function mlp3a(w, x0)
    x1 = relu(w[1] * x0 .+ w[2])
    x2 = relu(w[3] * x1 .+ w[4])
    return w[5] * x2 .+ w[6]

We can identify bad software engineering practices in this definition in that it contains a lot of repetition.

The key to controlling complexity in computer languages is abstraction. Abstraction is the ability to name compound structures built from primitive parts, so they too can be used as primitives.

Defining new operators

We could make the definition of mlp3 more compact by defining separate functions for its layers:

function mlp3b(w, x0)
    x1 = relu_layer1(w, x0)
    x2 = relu_layer2(w, x1)
    return pred_layer3(w, x2)

function relu_layer1(w, x)
    return relu(w[1] * x .+ w[2])

function relu_layer2(w, x)
    return relu(w[3] * x .+ w[4])

function pred_layer3(x)
    return w[5] * x .+ w[6]

This may make the definition of mlp3b a bit more readable. But it does not reduce the overall length of the program. The helper functions like relu_layer1 and relu_layer2 are too similar except for the weights they use and can be reduced to a single function.

Increasing the number of layers

We can define a more general mlp model of arbitrary length.

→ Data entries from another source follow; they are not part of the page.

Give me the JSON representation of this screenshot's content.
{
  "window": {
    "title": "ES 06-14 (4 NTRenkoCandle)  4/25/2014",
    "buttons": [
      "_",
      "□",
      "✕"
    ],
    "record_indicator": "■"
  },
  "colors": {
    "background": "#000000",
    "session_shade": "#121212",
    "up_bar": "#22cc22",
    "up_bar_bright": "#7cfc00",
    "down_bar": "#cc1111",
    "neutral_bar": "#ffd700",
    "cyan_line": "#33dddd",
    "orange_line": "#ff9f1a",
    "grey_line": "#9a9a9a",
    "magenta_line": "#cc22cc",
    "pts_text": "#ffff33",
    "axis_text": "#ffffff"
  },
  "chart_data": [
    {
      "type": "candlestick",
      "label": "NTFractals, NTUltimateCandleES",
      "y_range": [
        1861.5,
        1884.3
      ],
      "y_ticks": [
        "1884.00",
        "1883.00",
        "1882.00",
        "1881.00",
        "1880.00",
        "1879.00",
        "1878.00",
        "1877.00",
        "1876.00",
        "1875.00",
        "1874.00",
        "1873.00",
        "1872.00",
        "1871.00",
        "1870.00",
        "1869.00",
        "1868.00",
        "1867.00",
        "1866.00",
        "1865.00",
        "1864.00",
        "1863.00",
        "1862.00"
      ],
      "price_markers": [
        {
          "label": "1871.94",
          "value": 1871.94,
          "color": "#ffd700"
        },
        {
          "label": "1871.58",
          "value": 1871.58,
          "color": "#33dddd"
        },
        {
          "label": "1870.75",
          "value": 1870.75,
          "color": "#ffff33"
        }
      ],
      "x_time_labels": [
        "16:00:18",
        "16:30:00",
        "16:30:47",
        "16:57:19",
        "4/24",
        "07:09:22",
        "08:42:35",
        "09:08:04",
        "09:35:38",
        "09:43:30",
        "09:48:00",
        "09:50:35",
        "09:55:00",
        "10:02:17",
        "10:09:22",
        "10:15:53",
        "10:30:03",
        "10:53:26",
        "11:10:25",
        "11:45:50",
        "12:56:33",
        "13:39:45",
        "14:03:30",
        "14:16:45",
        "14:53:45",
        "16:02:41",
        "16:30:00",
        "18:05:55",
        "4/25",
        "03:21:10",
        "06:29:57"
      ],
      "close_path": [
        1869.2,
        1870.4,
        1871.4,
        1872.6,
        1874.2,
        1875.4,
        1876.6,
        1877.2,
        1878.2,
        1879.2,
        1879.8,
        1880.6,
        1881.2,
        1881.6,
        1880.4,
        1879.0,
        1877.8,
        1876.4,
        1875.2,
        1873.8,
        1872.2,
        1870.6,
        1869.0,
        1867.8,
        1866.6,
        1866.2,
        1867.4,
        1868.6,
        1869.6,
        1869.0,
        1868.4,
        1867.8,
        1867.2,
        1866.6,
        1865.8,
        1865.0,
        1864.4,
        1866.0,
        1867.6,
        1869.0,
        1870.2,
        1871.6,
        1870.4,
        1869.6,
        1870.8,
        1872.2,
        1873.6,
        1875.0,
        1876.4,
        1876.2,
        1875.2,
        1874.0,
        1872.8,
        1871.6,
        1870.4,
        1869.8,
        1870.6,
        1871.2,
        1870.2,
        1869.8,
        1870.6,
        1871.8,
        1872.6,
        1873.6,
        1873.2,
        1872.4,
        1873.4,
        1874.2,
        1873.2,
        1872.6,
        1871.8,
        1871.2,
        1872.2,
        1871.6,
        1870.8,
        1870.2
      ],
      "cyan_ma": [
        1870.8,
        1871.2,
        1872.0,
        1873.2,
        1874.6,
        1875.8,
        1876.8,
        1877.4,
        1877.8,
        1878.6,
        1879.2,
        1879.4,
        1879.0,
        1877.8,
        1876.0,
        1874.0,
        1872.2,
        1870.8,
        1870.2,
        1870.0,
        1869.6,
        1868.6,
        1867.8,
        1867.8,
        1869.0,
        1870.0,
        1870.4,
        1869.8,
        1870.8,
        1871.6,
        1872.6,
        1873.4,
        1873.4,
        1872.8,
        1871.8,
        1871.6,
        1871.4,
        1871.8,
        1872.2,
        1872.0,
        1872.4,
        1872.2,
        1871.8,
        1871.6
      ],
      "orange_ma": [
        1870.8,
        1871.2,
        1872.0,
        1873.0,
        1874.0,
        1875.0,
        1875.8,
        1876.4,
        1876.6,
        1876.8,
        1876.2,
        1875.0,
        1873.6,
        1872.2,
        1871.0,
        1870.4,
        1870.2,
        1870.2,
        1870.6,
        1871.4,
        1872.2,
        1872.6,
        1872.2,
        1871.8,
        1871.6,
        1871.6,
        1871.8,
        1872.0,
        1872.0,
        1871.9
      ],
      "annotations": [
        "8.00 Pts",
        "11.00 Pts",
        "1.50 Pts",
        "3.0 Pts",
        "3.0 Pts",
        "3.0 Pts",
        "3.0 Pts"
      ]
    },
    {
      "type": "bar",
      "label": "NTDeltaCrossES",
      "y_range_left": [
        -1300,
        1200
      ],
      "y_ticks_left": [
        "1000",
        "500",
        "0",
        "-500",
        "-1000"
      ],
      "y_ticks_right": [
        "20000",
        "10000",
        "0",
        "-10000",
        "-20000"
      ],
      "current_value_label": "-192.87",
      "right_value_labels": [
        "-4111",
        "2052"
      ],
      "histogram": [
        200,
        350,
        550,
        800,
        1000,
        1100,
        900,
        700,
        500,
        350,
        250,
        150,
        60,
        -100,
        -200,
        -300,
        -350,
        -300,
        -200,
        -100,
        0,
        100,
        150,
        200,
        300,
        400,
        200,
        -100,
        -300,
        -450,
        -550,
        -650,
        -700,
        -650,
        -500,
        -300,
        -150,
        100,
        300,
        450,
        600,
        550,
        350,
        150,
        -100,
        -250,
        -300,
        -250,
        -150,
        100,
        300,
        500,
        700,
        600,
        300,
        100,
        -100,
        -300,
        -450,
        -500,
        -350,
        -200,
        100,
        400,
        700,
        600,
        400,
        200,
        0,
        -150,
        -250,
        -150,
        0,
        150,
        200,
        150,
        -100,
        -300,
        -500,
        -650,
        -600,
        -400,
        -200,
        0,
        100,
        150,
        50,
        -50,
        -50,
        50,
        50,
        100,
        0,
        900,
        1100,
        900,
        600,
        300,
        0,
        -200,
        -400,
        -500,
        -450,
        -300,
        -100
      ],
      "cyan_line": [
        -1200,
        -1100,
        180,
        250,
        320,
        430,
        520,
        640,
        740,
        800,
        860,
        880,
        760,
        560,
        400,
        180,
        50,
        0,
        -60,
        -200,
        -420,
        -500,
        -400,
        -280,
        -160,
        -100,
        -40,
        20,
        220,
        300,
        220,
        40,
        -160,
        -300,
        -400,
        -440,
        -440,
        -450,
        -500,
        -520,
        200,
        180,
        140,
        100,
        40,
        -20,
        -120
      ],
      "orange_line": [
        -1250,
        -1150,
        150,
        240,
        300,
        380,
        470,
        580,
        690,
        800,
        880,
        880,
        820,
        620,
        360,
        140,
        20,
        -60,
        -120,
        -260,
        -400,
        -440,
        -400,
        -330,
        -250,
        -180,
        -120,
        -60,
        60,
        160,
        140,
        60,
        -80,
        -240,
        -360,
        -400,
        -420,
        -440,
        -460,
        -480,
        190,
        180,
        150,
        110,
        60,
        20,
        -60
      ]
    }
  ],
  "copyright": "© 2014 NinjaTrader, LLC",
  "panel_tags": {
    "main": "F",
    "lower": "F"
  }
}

With weights of length 2n, the following model will have n layers, n-1 layers having the relu non-linearity:

function mlp_nlayer(w,x)
    for i=1:2:length(w)-2
        x = relu(w[i] * x .+ w[i+1]))
    return w[end-1] * x .+ w[end]

In this example stacking the layers in a loop saved us only two lines, but the difference can be more significant in deeper models.